Transmembrane topology is tested with impermeant probes, added on one side of a membrane. For example: Protease enzymes. Degradation a protein segment indicates exposure to the aqueous phase on the side of the membrane to which a protease is added. Monoclonal antibodies raised to peptides equivalent to individual segments of the protein. Binding indicates surface exposure of a protein segment on the side to which the Ab is added. Such studies have shown that all copies of a given type of integral protein have the same orientation relative to the membrane. Flip-flop of integral proteins does not occur.
An -helix lining a water-filled channel might have polar amino acid R-groups facing the lumen, & non-polar R-groups facing lipids or other hydrophobic -helices. Such mixed polarity would prevent detection by a hydropathy plot. A “helical wheel” looks down the axis of an -helix, projecting side- chains onto a plane.
Porin -barrel While transmembrane - helices are the most common structural motif for integral proteins, a family of bacterial outer envelope channel proteins called porins have instead barrel structures. A barrel is a sheet rolled up to form a cylindrical pore. At right is shown one channel of a trimeric porin complex.
In a -sheet, amino acid R-groups alternately point above & below the sheet. Much of porin primary structure consists of alternating polar & non-polar amino acids. Polar residues face the aqueous lumen.

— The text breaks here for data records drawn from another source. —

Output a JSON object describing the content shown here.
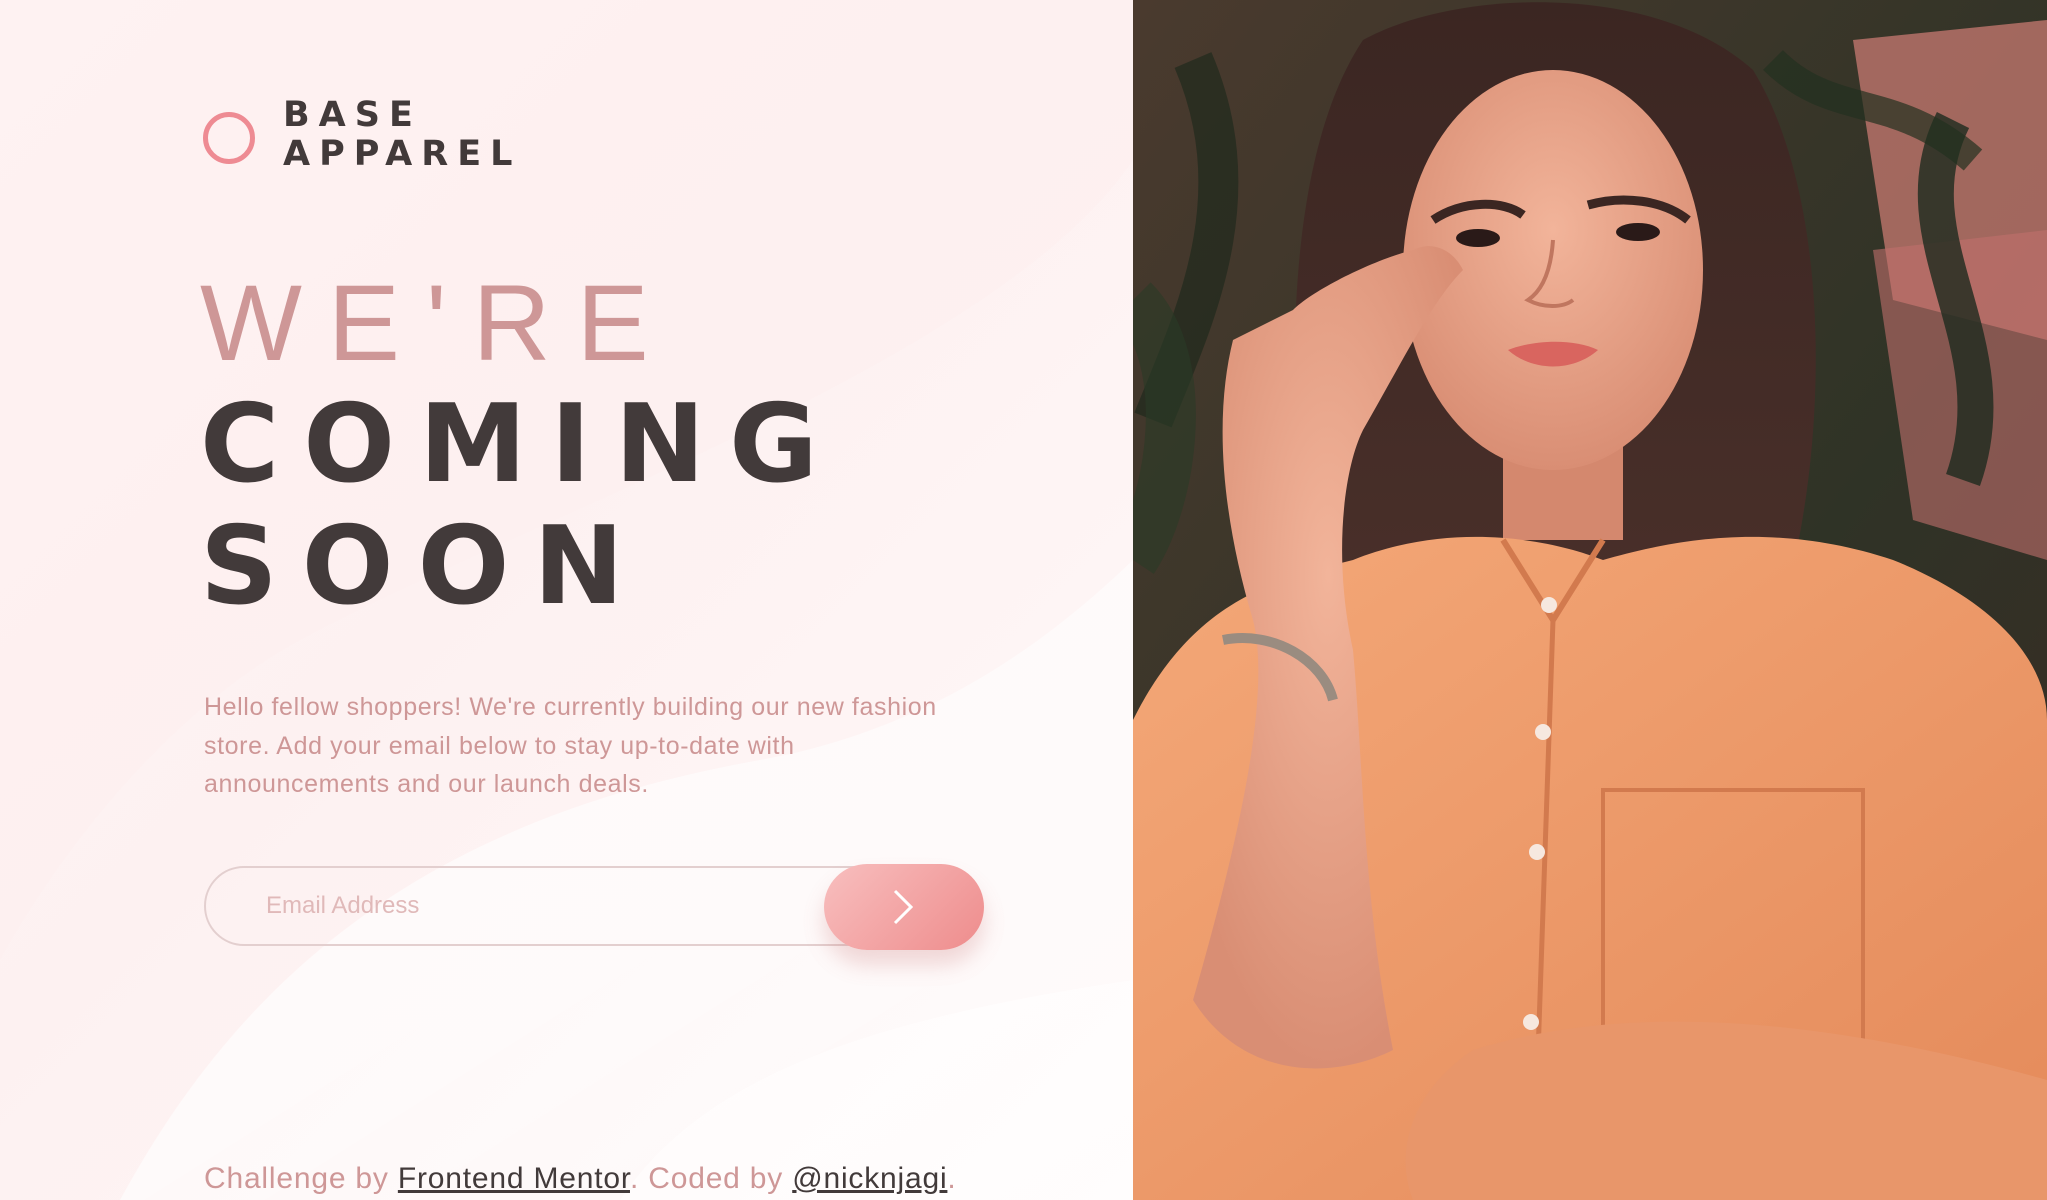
{
  "brand": {
    "line1": "BASE",
    "line2": "APPAREL"
  },
  "headline": {
    "light": "WE'RE",
    "bold_line1": "COMING",
    "bold_line2": "SOON"
  },
  "intro": "Hello fellow shoppers! We're currently building our new fashion store. Add your email below to stay up-to-date with announcements and our launch deals.",
  "form": {
    "email_placeholder": "Email Address",
    "email_value": "",
    "submit_icon": "chevron-right-icon"
  },
  "footer": {
    "prefix": "Challenge by ",
    "link1": "Frontend Mentor",
    "middle": ". Coded by ",
    "link2": "@nicknjagi",
    "suffix": "."
  },
  "colors": {
    "accent": "#ee8c8c",
    "text_pink": "#ce9797",
    "text_dark": "#423a3a",
    "background": "#fff5f5"
  },
  "hero_image": "woman-in-orange-shirt-photo"
}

Non-polar residues are in contact with membrane lipids. ExploreExplore an example of a bacterial porin with Chime.